§ **Exercise brief**: Write all of the entries out again exactly, but not the images.

§ **Element data from apps and pages**:
-------

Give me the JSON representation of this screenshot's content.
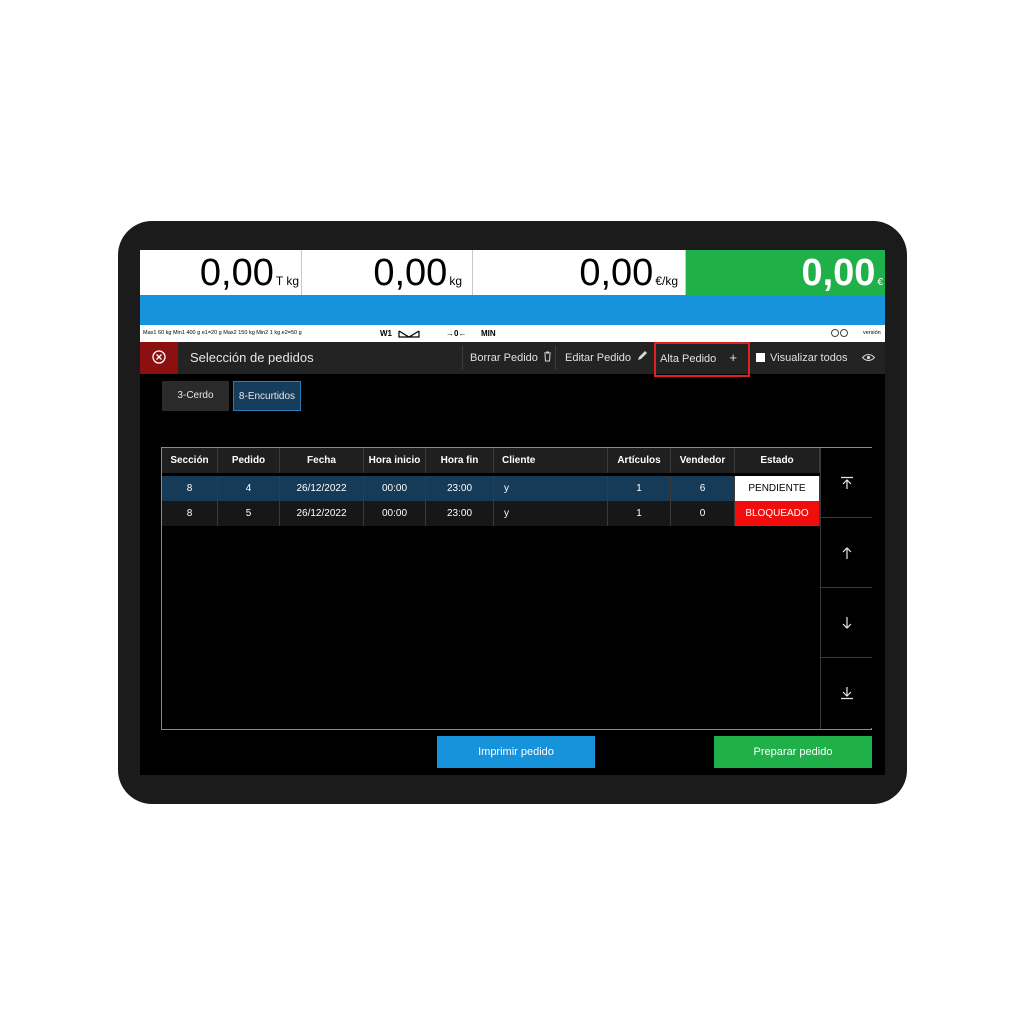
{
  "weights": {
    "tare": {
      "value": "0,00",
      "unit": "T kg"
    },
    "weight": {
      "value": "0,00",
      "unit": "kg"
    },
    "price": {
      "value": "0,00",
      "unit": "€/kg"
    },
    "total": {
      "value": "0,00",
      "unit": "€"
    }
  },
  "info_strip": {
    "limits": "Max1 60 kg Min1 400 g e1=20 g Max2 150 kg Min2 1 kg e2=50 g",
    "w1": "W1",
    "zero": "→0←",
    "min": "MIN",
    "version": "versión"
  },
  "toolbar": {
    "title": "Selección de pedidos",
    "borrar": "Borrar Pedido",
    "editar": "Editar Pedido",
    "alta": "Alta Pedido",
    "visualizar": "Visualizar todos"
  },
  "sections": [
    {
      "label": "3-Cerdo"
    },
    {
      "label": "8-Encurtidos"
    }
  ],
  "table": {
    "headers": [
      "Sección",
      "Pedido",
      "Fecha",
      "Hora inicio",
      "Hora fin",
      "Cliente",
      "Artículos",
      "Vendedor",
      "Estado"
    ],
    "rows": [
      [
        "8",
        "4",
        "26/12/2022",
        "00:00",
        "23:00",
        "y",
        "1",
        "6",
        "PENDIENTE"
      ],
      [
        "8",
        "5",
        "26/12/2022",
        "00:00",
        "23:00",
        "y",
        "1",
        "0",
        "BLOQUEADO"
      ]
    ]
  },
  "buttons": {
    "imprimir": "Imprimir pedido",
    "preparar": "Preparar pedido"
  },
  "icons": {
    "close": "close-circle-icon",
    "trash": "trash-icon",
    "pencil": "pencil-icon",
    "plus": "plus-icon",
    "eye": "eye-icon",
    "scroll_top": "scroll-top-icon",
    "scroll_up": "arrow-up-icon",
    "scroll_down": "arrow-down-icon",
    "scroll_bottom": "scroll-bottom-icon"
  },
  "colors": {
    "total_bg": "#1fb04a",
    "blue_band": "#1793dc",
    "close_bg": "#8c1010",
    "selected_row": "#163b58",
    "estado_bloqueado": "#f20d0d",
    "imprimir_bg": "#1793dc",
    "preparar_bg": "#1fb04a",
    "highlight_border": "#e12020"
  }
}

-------

§ **Task solution**:
Give me the JSON representation of this screenshot's content.
{
  "weights": {
    "tare": {
      "value": "0,00",
      "unit": "T kg"
    },
    "weight": {
      "value": "0,00",
      "unit": "kg"
    },
    "price": {
      "value": "0,00",
      "unit": "€/kg"
    },
    "total": {
      "value": "0,00",
      "unit": "€"
    }
  },
  "info_strip": {
    "limits": "Max1 60 kg Min1 400 g e1=20 g Max2 150 kg Min2 1 kg e2=50 g",
    "w1": "W1",
    "zero": "→0←",
    "min": "MIN",
    "version": "versión"
  },
  "toolbar": {
    "title": "Selección de pedidos",
    "borrar": "Borrar Pedido",
    "editar": "Editar Pedido",
    "alta": "Alta Pedido",
    "visualizar": "Visualizar todos"
  },
  "sections": [
    {
      "label": "3-Cerdo"
    },
    {
      "label": "8-Encurtidos"
    }
  ],
  "table": {
    "headers": [
      "Sección",
      "Pedido",
      "Fecha",
      "Hora inicio",
      "Hora fin",
      "Cliente",
      "Artículos",
      "Vendedor",
      "Estado"
    ],
    "rows": [
      [
        "8",
        "4",
        "26/12/2022",
        "00:00",
        "23:00",
        "y",
        "1",
        "6",
        "PENDIENTE"
      ],
      [
        "8",
        "5",
        "26/12/2022",
        "00:00",
        "23:00",
        "y",
        "1",
        "0",
        "BLOQUEADO"
      ]
    ]
  },
  "buttons": {
    "imprimir": "Imprimir pedido",
    "preparar": "Preparar pedido"
  },
  "icons": {
    "close": "close-circle-icon",
    "trash": "trash-icon",
    "pencil": "pencil-icon",
    "plus": "plus-icon",
    "eye": "eye-icon",
    "scroll_top": "scroll-top-icon",
    "scroll_up": "arrow-up-icon",
    "scroll_down": "arrow-down-icon",
    "scroll_bottom": "scroll-bottom-icon"
  },
  "colors": {
    "total_bg": "#1fb04a",
    "blue_band": "#1793dc",
    "close_bg": "#8c1010",
    "selected_row": "#163b58",
    "estado_bloqueado": "#f20d0d",
    "imprimir_bg": "#1793dc",
    "preparar_bg": "#1fb04a",
    "highlight_border": "#e12020"
  }
}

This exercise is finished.